Aim of the exercise:
Count every line in the data below that includes "want", and give only the result.

Provided records:
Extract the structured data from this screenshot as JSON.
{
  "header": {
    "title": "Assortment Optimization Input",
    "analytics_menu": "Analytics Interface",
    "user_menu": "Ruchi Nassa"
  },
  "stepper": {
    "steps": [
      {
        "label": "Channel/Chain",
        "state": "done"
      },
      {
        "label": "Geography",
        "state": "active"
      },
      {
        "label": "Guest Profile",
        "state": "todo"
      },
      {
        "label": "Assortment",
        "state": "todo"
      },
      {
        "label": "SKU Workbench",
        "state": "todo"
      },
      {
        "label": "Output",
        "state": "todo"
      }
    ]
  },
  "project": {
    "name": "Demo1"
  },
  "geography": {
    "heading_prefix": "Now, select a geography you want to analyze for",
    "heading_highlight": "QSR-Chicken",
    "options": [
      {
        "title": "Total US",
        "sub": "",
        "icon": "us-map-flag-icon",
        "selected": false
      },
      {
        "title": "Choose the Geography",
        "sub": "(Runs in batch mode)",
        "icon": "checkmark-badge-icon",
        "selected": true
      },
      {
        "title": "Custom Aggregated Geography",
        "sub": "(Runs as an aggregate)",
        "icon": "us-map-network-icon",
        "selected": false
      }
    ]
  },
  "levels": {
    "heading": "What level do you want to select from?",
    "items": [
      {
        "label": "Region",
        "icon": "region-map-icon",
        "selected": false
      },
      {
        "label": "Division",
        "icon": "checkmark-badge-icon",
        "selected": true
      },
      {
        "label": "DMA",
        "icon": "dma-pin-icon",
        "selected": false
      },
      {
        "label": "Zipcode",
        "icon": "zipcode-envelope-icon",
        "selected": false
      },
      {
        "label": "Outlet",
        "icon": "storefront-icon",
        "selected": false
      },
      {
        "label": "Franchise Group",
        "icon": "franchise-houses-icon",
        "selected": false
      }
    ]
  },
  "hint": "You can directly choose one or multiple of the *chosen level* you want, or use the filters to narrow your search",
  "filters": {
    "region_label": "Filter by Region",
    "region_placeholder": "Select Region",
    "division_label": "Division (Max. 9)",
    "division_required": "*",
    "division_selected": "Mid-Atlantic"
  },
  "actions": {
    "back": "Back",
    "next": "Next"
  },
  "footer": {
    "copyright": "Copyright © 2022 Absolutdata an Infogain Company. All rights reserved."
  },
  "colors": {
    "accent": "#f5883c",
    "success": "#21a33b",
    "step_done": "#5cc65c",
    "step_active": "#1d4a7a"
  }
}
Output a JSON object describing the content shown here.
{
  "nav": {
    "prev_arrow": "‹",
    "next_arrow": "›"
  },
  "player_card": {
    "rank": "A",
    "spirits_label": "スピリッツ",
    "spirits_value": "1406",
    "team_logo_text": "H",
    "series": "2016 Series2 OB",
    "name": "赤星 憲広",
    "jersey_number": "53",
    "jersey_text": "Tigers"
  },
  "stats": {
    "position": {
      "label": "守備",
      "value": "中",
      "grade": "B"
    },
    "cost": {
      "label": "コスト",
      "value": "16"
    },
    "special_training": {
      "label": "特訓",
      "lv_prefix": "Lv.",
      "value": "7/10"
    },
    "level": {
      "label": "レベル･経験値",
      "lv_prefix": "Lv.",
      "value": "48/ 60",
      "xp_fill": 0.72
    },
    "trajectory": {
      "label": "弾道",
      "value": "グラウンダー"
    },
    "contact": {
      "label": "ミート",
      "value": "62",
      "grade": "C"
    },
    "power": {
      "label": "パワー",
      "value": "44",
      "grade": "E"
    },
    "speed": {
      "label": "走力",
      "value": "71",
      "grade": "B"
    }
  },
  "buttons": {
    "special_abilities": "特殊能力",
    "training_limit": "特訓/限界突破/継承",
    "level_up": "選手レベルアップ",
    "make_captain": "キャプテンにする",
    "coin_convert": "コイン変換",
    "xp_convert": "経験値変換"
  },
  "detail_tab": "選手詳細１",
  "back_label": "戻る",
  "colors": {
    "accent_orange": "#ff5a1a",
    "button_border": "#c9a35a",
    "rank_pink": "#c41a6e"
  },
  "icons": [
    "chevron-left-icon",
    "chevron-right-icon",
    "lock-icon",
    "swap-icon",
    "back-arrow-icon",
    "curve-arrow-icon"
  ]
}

Result:
3